According to CAC's John Cardwell, a participant in the negotiations, the most critical aspects of the legislation were saved in the process: "The items dropped from the bill did not change its fundamental structure nor was its intent altered. The legislation still fundamentally changes the legal parameters and mission of Indiana's long term care system. In other states laws of lesser scope have been used to establish comprehensive, accessible and affordable home and community based systems while dramatically reducing the over utilization of nursing home care. The SB 493 that passed the General Assembly can still meet that test. The public will be closely scrutinizing the O'Bannon administration's implementation of the law to insure that is the case."

The Real Test

For citizens needing home and community based services in Indiana the real test of Senate Enrolled Act 493 will not be skillful legislative maneuvers, nor the outcomes of State House negotiations. The real test will be whether or not the legislation leads to home and community based care being available to all Hoosiers who need that care, when they need it, as they need it, and at a price that is affordable to consumers and taxpayers alike.

In other words, will the state administration act quickly so the new law can begin to really transform the parameters of long term care in Indiana by the summer of 2004, when the changes it mandates in Medicaid waivers should be fully on line?

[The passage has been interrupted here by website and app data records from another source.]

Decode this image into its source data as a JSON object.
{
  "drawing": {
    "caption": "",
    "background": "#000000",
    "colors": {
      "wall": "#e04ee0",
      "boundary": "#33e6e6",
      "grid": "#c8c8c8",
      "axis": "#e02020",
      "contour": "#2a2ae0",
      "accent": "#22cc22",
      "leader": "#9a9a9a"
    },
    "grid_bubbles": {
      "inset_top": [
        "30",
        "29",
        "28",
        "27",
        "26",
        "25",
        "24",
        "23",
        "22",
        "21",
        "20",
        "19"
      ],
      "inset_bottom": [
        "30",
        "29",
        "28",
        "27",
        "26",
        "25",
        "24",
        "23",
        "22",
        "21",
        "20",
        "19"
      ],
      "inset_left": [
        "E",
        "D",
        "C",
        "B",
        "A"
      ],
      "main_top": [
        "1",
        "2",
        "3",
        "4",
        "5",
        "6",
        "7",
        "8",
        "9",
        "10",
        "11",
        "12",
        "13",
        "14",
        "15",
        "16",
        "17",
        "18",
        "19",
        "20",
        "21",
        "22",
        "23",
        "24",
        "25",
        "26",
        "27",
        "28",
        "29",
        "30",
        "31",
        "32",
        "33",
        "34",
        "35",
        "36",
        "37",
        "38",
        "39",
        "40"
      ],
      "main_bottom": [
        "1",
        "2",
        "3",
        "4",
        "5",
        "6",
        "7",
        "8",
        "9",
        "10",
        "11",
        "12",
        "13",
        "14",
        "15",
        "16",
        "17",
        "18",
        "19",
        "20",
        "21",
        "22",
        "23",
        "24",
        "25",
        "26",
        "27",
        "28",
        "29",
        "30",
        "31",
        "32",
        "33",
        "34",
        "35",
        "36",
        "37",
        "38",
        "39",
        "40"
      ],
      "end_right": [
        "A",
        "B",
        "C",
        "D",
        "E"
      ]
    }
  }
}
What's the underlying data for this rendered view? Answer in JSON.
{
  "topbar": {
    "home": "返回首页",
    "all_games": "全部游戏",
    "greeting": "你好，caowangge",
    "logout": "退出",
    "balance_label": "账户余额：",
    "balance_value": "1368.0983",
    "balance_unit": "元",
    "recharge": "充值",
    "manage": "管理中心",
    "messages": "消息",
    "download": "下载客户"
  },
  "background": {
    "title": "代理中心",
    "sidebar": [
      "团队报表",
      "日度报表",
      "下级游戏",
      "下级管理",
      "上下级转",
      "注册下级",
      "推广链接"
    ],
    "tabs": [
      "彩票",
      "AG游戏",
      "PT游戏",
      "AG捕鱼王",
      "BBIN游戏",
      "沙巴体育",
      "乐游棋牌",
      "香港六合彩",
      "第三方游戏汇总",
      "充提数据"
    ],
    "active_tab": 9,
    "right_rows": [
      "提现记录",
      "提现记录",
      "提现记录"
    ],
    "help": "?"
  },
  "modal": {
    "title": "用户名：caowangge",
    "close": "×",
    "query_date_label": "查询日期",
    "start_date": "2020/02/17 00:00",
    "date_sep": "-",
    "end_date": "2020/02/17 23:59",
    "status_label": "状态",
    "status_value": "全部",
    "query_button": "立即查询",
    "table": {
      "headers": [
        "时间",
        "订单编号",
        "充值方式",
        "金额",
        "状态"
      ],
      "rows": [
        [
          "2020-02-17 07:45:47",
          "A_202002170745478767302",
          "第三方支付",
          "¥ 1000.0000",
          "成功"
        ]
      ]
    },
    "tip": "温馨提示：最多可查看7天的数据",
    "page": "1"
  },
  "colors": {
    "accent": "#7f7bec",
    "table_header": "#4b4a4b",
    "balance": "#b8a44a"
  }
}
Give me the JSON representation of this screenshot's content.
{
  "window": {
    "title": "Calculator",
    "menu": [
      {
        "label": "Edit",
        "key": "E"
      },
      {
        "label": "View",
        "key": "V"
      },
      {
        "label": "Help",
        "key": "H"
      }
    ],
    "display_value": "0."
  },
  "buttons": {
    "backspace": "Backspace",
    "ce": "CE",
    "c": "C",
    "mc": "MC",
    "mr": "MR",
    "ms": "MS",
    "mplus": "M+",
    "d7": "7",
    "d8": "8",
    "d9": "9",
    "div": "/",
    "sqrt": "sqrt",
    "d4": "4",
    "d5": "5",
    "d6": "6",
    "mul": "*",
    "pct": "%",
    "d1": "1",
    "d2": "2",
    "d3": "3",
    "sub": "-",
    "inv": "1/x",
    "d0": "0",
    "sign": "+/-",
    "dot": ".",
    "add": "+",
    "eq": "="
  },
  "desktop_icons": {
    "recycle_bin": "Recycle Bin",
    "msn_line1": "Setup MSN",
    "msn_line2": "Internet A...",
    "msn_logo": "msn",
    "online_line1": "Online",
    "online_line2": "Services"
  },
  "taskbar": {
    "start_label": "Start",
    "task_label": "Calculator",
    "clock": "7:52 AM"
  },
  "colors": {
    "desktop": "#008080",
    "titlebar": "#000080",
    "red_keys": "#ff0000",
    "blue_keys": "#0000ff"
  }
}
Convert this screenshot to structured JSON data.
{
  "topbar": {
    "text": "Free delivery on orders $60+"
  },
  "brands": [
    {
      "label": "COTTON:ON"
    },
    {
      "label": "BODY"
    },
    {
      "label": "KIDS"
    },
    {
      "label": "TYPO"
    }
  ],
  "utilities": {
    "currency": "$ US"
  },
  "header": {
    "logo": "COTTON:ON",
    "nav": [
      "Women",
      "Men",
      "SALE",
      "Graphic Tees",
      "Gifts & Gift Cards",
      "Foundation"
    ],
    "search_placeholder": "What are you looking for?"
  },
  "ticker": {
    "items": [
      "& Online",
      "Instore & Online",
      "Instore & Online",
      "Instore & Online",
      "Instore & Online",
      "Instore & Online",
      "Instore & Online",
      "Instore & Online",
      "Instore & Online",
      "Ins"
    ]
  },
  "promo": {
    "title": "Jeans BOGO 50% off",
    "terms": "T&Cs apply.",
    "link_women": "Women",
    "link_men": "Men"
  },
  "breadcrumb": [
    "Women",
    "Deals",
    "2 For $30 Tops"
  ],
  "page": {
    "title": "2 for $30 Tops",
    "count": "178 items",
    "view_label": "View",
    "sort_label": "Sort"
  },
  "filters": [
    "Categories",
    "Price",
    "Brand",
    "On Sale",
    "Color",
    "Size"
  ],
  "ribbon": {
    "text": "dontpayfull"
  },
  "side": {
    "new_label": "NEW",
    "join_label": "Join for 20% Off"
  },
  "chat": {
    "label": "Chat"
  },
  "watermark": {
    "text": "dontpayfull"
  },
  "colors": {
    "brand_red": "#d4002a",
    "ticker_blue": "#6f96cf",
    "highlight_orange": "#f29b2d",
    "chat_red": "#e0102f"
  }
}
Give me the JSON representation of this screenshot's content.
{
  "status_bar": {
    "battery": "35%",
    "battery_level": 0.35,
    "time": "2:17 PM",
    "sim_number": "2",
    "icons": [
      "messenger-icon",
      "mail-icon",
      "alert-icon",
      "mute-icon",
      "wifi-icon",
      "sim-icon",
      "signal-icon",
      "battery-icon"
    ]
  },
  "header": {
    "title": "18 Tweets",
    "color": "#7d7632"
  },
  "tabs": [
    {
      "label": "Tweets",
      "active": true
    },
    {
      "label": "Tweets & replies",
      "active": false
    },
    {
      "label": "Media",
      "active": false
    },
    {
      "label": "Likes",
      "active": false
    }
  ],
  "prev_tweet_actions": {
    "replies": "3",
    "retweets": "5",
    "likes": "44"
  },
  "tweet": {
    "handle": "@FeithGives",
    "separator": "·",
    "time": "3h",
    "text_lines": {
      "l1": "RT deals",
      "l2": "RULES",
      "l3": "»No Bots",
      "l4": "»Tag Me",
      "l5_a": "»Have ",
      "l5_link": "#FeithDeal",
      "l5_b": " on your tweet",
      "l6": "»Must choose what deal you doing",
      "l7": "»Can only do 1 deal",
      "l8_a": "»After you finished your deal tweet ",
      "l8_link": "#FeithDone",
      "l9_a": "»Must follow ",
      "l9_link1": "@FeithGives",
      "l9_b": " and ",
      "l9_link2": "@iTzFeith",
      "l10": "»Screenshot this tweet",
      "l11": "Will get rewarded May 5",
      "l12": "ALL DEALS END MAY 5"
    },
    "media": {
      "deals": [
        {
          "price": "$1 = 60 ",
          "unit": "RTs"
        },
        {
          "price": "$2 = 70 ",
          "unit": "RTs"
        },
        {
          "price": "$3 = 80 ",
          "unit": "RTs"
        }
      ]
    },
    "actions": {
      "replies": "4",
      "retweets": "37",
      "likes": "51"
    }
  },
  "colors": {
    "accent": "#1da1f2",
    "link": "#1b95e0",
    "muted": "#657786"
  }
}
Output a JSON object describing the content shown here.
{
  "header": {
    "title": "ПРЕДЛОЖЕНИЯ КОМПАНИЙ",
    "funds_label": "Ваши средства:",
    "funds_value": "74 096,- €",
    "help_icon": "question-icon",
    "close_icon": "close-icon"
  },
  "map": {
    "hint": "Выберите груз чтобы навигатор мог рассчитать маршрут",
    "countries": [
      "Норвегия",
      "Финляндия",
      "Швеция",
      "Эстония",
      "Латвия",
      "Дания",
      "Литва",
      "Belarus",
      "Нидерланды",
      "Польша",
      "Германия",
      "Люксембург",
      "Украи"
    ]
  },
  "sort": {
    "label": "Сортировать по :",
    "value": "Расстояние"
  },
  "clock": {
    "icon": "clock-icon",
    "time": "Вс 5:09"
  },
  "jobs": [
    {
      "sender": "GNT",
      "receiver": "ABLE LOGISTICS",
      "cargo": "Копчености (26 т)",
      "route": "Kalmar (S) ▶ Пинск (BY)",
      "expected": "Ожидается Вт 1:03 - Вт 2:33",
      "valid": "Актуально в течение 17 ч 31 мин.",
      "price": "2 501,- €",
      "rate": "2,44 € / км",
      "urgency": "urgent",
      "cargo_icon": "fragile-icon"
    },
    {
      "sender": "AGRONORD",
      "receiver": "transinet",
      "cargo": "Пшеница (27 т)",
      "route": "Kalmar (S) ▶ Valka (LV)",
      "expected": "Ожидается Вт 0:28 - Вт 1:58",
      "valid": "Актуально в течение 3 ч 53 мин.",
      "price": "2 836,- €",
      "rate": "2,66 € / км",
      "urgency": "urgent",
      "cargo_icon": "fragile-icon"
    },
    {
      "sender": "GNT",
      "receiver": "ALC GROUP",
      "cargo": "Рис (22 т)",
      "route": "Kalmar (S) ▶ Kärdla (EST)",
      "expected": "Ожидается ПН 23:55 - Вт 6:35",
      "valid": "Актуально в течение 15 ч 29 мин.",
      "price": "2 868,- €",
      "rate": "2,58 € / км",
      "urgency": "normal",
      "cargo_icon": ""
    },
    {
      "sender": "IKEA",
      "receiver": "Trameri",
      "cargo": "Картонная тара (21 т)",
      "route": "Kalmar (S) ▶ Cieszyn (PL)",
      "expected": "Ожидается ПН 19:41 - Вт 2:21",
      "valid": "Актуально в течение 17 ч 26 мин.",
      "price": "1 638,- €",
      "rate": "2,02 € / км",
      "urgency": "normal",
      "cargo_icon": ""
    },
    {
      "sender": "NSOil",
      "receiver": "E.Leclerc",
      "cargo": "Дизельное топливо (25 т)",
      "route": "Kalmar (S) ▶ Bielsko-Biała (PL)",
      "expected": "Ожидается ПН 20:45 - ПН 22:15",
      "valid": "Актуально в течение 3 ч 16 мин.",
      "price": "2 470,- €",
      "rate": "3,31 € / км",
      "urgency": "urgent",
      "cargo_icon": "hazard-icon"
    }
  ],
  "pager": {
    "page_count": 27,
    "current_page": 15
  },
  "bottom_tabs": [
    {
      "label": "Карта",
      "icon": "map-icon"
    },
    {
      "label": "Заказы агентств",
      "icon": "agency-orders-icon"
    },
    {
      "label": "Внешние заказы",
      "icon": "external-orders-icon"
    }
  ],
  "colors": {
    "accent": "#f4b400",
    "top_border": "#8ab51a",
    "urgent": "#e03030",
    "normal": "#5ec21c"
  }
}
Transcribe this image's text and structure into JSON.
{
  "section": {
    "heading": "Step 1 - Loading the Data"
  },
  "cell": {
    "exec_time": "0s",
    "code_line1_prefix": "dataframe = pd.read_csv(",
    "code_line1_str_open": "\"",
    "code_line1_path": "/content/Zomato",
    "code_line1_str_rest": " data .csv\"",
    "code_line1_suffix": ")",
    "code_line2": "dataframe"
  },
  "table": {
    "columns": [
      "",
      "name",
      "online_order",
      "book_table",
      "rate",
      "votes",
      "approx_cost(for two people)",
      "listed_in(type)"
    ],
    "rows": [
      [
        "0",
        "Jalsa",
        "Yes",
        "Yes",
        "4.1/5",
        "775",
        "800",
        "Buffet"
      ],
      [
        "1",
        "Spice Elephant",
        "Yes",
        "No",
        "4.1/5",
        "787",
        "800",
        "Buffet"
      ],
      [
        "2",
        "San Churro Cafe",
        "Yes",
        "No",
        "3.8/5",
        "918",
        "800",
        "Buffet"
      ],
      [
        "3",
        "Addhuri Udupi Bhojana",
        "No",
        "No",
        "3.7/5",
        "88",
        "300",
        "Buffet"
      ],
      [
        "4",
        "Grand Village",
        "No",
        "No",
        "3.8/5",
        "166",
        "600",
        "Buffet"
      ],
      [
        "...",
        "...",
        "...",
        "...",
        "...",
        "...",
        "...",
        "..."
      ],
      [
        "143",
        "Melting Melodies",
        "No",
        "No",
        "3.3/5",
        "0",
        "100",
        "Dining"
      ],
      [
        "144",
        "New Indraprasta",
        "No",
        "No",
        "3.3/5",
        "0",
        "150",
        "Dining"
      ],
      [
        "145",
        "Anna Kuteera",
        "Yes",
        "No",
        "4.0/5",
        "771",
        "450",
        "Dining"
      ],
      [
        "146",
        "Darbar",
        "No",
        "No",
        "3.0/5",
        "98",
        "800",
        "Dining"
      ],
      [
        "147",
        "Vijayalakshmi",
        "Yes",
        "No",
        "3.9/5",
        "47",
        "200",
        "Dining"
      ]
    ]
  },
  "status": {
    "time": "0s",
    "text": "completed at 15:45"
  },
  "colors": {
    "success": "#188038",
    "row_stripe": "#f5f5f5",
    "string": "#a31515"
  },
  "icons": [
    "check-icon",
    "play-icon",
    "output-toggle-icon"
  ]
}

Nancy Griffin, AARP's Indiana director and another veteran of the SB 493 State House negotiations, puts it this way: "SB 493 is a great piece of legislation. But for the new law to work the current state administration will have to demonstrate its willingness to enforce and implement its provisions and programs.

"We know Governor O'Bannon believes in home health care and its benefits for citizens and taxpayers, but heretofore his administration has been terribly slow to act. With the passage of SEA 493 such caution will no longer be acceptable. The General Assembly has now set clear legal and policy parameters. Governor O'Bannon now has a green light to implement comprehensive long term care reform. It is time for him to meet this test and to finally fulfill the promise of freedom and dignity that home care embodies for persons with disabilities," concluded Griffin.

Meeting that freedom and dignity test will be the challenge of Senate Enrolled Act 493 going forward. That is a challenge the organizations of the Indiana Home Care Task Force and the Citizens Action Coalition of Indiana will address in partnership with their members and all Hoosiers in the days ahead.